Thetruth is dead the innocent can be guilty through the corrupt waysof the police’ power and rights. In nearly every chapter, FredDaniel was fighting with his pride and guilt. As he travels throughthe passages underground, his investigation of the importance ofguilt shows up much more confounded. He progressively comes tocomprehend that everybody is similarly guilty, or just as innocent.Blame does not keep him from taking instruments, sustenance, a radio,cash, or alternate things he gathers. He is unconcerned over thediscipline the kid and the watchman’s suicide due to his very ownwrong doings. He needs to keep down another giggle while the kid isbeaten for taking the radio, and trusts the beating will make the kidcomprehend the mystery of his life. However, it reached a point thatDaniels could not live with what he had done, he was filled withguilt . It is at this time that Daniels realizes that wealth ismeaningless and that this world we are intertwined in such a way thatwe are all either hunters or the hunted.

FredDaniel understands that he never committed any crime but he had toflee away to survive. &nbspThe society that he lived in is guardedby several policemen who seek easier solving case methods than acomplicated way to find out the truth. As in the early of story,those policemen accused Fred of being the murderer but the truth ishe’s not, maybe they want their job to be easier so they forced himto sign the confession paper and close the case. Fred was helplessand couldn’t fight them because he had no power and he’d signedthe confession paper. Police in his world would rather waste theirtime on forcing an innocent man to admit a crime they never didrather than going through long processes of finding out the truth andthe real wrong doer.

&nbsp Corruption is greater than truth in the society which was led by theby the 3 policemen. The leader Lawson who is the head in charge ofhis group members, Murphy and Johnson, could not be opposed they hadto obey him and follow his instructions exactly as he laid them out.Lawson told and ordered them not to question about the innocence ofFred they executed what Lawson had told them with no question.Nevertheless, they discovered and found the real killer of the whitelady however, they burned Fred’s confession and did not even tryto contact him not even to tell him about his innocence or even tryto clear his name.

Fredthinks that he has already committed the heinous act of murder and inthis regard stealing is just one of the ironic way to think stealingis doesn’t matter anymore as it cannot be compared to murder. A boywas beaten up and a watchmen committed suicide because of corruptionand abuse of power. The boy was beaten up because of a radio whichwas stolen by Fred, and the jewelry watchman committed suicidebecause he couldn’t live under the slandered name as a jewelrythief which was also stolen by Fred. &nbspAfter all, Fred couldn’ttake the guilty feeling inside him anymore, he decided to tell thetruth in order to clear the watchman’s and the boy’s names. Hewalked into the police station and exposed the truth though he knewnone of that was making sense to the policemen.
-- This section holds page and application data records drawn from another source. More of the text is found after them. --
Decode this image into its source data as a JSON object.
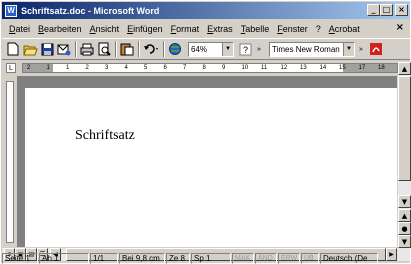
{
  "window": {
    "title": "Schriftsatz.doc - Microsoft Word",
    "app_icon": "W"
  },
  "menu": {
    "items": [
      "Datei",
      "Bearbeiten",
      "Ansicht",
      "Einfügen",
      "Format",
      "Extras",
      "Tabelle",
      "Fenster",
      "?",
      "Acrobat"
    ],
    "close_glyph": "×"
  },
  "toolbar": {
    "icons": [
      "new-document-icon",
      "open-folder-icon",
      "save-icon",
      "email-icon",
      "print-icon",
      "print-preview-icon",
      "paste-icon",
      "undo-icon",
      "insert-table-icon"
    ],
    "zoom": "64%",
    "help_glyph": "?",
    "font_name": "Times New Roman",
    "acrobat_icon": "pdf-icon"
  },
  "ruler": {
    "ticks": [
      "2",
      "1",
      "1",
      "2",
      "3",
      "4",
      "5",
      "6",
      "7",
      "8",
      "9",
      "10",
      "11",
      "12",
      "13",
      "14",
      "15",
      "17",
      "18"
    ]
  },
  "document": {
    "text": "Schriftsatz"
  },
  "status": {
    "page": "Seite 1",
    "section": "Ab 1",
    "pages": "1/1",
    "position": "Bei 9,8 cm",
    "line": "Ze 8",
    "column": "Sp 1",
    "mak": "MAK",
    "aend": "ÄND",
    "erw": "ERW",
    "ub": "ÜB",
    "language": "Deutsch (De"
  },
  "colors": {
    "title_start": "#0a246a",
    "title_end": "#a6caf0",
    "chrome": "#d4d0c8",
    "workspace": "#808080"
  }
}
FredDaniels decided to lead Lawson, Murphy and Johnson back to hisshelter cave. They now visualized the truth and believed what FredDaniels told them. However there was a turn of events as thepolicemen though that Fred’s innocence could have made them losetheir jobs so they decided the easier way out was to kill him anderase all the evidence that may cause trouble. Lawson from the storysays , “kind always wreck things up”, after he shot Fred Danielsdead it is clear that Lawson does not regard the importance of truthespecially if the truth poses some sort of a threat to his ‘normal’life. He is a corrupt policeman and is seen to have a don’t careattitude. He is of the idea that anything or anyone that disrupts hissmooth life should be eliminated.

In conclusion, the novel basically explains how a person can identifyhimself and become self-aware in the journey of life. Many peopletend to be led by life circumstance and until then that’s when theyreact. It represents the society of today where by corruption, powerand self-love can lead to chaos in the society.
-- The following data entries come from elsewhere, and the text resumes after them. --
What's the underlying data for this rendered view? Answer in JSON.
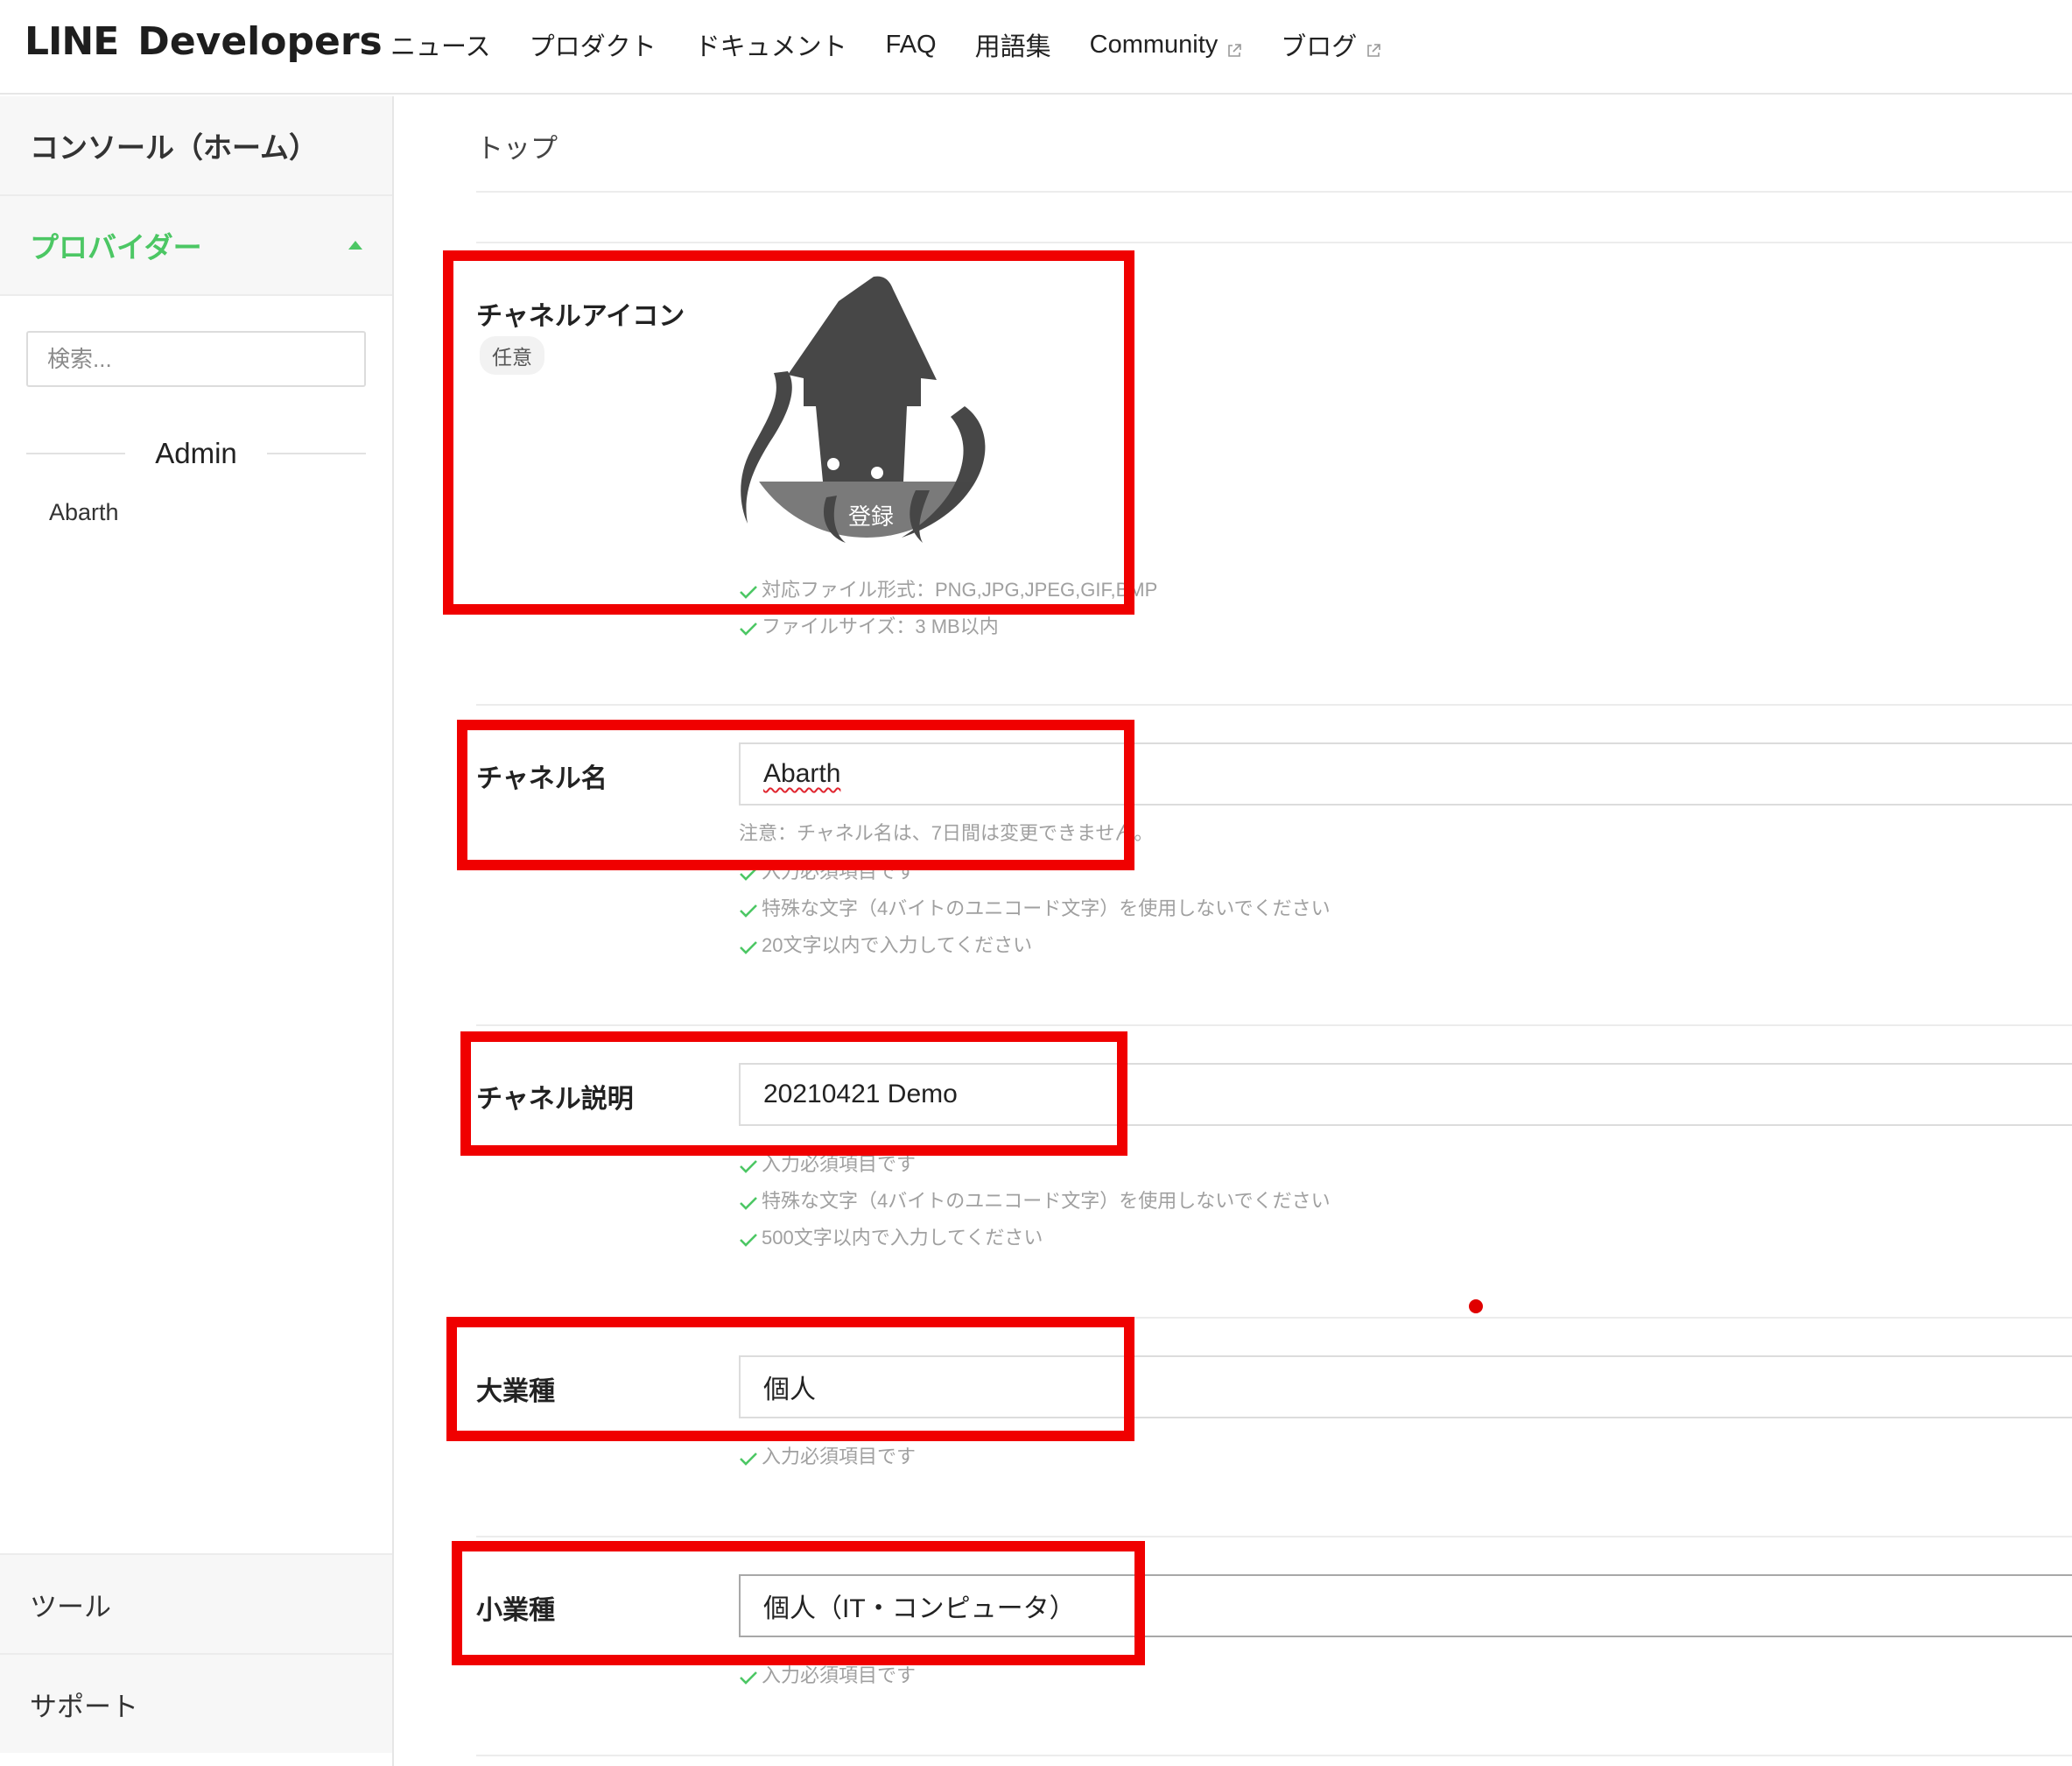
{
  "header": {
    "logo_line": "LINE",
    "logo_dev": "Developers",
    "nav": [
      {
        "label": "ニュース",
        "external": false
      },
      {
        "label": "プロダクト",
        "external": false
      },
      {
        "label": "ドキュメント",
        "external": false
      },
      {
        "label": "FAQ",
        "external": false
      },
      {
        "label": "用語集",
        "external": false
      },
      {
        "label": "Community",
        "external": true
      },
      {
        "label": "ブログ",
        "external": true
      }
    ]
  },
  "sidebar": {
    "console_home": "コンソール（ホーム）",
    "provider": "プロバイダー",
    "search_placeholder": "検索...",
    "group_label": "Admin",
    "provider_item": "Abarth",
    "tools": "ツール",
    "support": "サポート",
    "accent_color": "#4cc764"
  },
  "main": {
    "breadcrumb": "トップ",
    "icon_field": {
      "label": "チャネルアイコン",
      "badge": "任意",
      "register": "登録",
      "hints": [
        "対応ファイル形式：PNG,JPG,JPEG,GIF,BMP",
        "ファイルサイズ：3 MB以内"
      ]
    },
    "name_field": {
      "label": "チャネル名",
      "value": "Abarth",
      "note": "注意：チャネル名は、7日間は変更できません。",
      "hints": [
        "入力必須項目です",
        "特殊な文字（4バイトのユニコード文字）を使用しないでください",
        "20文字以内で入力してください"
      ]
    },
    "desc_field": {
      "label": "チャネル説明",
      "value": "20210421 Demo",
      "hints": [
        "入力必須項目です",
        "特殊な文字（4バイトのユニコード文字）を使用しないでください",
        "500文字以内で入力してください"
      ]
    },
    "industry_field": {
      "label": "大業種",
      "value": "個人",
      "hints": [
        "入力必須項目です"
      ]
    },
    "subindustry_field": {
      "label": "小業種",
      "value": "個人（IT・コンピュータ）",
      "hints": [
        "入力必須項目です"
      ]
    }
  },
  "colors": {
    "highlight": "#f00000",
    "check": "#4cc764"
  }
}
Workscited

Bloom,Harold. Richard Wright. New York: Bloom`s Literary Criticism,2009. Internet resource.